• _Your objective_:
Within the material below, filter for lines that hold the word "true".

# # #

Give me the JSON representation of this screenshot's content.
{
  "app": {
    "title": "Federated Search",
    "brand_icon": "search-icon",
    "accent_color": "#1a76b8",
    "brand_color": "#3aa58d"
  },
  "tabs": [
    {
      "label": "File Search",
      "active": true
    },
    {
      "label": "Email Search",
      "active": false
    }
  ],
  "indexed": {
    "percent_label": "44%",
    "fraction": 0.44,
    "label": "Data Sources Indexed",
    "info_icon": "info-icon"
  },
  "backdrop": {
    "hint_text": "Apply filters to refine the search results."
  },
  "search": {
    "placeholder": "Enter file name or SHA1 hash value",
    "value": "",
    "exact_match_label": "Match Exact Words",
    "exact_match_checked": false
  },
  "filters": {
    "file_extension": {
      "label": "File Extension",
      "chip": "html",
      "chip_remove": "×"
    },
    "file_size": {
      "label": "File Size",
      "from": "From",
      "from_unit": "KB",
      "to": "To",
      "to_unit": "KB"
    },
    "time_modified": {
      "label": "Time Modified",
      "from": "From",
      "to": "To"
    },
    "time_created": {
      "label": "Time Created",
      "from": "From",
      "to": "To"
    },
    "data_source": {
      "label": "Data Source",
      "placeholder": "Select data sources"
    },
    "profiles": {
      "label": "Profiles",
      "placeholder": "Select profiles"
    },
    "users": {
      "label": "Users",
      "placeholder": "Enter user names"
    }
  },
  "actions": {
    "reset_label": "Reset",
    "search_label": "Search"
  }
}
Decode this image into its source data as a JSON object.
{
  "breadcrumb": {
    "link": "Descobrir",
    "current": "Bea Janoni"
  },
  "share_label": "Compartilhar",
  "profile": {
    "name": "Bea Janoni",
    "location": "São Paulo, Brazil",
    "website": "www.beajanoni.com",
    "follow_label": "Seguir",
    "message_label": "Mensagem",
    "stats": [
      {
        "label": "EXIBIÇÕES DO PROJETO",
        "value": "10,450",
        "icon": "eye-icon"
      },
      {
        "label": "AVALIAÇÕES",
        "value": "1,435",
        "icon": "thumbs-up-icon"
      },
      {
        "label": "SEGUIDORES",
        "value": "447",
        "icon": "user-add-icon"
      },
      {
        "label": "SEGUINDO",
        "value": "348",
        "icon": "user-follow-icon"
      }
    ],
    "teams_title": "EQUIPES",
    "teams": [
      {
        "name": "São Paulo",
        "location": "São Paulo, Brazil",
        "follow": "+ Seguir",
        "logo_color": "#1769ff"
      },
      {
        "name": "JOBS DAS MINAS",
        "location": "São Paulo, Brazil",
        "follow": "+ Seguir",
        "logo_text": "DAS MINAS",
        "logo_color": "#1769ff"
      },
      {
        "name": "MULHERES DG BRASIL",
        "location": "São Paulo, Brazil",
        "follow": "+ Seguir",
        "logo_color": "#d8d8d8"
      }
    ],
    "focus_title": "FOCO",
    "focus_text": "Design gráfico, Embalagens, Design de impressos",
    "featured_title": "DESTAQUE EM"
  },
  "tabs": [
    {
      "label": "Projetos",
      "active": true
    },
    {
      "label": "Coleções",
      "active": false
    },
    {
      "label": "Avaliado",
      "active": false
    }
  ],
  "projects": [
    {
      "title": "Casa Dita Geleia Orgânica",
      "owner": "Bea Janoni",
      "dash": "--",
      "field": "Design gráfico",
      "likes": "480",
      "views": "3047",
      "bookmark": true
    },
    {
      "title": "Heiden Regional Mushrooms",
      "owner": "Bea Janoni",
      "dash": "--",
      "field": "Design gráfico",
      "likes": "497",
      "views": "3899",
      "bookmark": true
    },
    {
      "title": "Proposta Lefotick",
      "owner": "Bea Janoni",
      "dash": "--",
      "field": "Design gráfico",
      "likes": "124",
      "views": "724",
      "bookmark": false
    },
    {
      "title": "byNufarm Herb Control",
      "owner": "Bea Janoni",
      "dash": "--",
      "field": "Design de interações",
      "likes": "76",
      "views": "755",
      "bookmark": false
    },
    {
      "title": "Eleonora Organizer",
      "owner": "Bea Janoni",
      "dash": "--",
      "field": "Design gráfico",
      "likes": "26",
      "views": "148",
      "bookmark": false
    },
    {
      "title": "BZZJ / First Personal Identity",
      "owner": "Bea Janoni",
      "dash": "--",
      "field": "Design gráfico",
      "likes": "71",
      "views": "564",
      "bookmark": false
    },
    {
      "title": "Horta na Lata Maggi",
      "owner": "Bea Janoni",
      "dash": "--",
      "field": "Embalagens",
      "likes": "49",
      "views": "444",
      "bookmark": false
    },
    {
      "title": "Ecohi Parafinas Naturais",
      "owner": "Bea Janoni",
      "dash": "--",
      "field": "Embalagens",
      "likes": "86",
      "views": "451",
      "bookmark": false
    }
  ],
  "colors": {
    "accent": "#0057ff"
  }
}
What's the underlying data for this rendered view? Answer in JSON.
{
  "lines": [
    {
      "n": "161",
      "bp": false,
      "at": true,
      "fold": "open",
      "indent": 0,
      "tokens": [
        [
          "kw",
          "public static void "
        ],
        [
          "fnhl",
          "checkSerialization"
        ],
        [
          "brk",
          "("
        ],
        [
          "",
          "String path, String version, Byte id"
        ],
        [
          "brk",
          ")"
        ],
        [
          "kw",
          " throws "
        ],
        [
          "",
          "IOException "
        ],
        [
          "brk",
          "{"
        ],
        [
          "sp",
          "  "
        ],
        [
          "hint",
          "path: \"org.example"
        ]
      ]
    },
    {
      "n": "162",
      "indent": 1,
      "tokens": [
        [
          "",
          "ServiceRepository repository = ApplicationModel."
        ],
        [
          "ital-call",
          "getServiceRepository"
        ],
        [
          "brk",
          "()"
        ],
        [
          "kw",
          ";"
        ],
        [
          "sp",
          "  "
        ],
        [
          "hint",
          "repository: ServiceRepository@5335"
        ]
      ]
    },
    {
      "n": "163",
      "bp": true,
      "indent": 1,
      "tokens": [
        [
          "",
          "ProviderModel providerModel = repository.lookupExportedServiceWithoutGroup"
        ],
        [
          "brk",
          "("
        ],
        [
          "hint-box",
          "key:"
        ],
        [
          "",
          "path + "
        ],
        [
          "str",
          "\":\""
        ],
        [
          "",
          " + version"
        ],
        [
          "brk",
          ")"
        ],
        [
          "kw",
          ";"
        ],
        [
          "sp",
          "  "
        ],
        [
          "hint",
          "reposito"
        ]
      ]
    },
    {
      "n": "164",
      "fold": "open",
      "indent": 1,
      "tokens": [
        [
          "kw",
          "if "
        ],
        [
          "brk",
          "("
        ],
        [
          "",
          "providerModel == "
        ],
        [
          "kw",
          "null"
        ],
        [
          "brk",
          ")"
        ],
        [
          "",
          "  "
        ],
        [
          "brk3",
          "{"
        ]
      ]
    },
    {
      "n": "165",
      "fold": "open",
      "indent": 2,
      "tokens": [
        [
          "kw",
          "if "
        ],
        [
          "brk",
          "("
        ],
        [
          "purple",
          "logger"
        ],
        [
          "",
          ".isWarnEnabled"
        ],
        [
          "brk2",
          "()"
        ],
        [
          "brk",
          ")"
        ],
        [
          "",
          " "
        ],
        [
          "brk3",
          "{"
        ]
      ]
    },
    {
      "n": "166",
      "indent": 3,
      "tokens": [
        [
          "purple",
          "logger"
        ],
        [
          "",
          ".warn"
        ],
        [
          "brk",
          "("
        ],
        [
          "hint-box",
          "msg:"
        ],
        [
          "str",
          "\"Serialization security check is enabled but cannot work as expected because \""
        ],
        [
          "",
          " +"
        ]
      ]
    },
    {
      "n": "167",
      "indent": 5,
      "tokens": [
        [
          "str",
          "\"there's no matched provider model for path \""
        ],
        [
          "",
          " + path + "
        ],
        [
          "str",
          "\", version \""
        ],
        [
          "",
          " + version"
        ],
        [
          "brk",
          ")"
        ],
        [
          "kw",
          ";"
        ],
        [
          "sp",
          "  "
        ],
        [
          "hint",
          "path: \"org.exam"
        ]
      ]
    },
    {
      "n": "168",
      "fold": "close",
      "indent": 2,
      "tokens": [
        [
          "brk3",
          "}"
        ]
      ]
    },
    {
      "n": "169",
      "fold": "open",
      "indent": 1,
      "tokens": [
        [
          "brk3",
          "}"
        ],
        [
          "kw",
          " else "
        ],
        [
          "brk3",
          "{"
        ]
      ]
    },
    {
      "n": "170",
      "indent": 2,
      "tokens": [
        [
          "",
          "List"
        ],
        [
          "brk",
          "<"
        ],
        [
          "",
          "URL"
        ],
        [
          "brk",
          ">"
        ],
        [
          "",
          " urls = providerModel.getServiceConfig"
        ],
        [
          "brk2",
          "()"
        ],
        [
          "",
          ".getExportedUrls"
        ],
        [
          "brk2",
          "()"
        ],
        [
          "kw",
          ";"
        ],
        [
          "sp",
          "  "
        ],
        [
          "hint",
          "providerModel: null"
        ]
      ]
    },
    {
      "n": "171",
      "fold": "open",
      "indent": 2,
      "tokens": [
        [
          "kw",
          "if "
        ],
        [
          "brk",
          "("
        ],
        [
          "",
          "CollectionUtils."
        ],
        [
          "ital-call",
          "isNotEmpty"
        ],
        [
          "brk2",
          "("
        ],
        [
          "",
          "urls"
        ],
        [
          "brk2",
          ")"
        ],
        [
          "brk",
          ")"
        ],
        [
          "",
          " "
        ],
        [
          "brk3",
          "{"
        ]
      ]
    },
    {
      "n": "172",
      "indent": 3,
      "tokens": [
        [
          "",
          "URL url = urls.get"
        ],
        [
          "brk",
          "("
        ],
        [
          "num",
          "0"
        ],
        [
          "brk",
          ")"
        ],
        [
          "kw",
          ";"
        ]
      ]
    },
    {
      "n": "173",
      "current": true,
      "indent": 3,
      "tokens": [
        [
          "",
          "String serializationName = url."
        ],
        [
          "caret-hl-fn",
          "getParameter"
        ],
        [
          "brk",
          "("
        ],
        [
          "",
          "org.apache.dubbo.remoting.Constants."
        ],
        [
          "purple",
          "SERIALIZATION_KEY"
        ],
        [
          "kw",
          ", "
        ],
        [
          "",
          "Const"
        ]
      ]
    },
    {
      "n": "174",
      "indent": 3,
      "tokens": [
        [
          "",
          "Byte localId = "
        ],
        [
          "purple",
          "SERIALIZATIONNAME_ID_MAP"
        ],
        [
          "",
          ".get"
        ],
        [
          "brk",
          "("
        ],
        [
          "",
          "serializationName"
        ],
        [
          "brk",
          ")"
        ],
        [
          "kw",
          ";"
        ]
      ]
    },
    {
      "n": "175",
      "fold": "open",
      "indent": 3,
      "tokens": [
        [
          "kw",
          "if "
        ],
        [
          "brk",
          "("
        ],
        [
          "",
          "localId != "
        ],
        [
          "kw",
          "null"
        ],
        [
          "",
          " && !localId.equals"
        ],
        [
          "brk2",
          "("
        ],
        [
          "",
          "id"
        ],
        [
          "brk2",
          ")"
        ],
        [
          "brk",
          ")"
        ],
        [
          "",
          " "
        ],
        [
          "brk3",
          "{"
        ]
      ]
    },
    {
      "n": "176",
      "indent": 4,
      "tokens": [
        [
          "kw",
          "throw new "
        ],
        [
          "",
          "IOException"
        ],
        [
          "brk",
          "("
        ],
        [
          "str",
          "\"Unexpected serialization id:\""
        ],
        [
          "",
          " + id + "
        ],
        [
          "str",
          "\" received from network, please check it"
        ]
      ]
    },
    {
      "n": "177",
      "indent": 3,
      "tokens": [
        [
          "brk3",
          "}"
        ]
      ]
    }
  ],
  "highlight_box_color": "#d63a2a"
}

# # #

• _Solved exercise_:
      "active": true
      "active": true
      "bookmark": true
      "bookmark": true
      "at": true,
      "bp": true,
      "current": true,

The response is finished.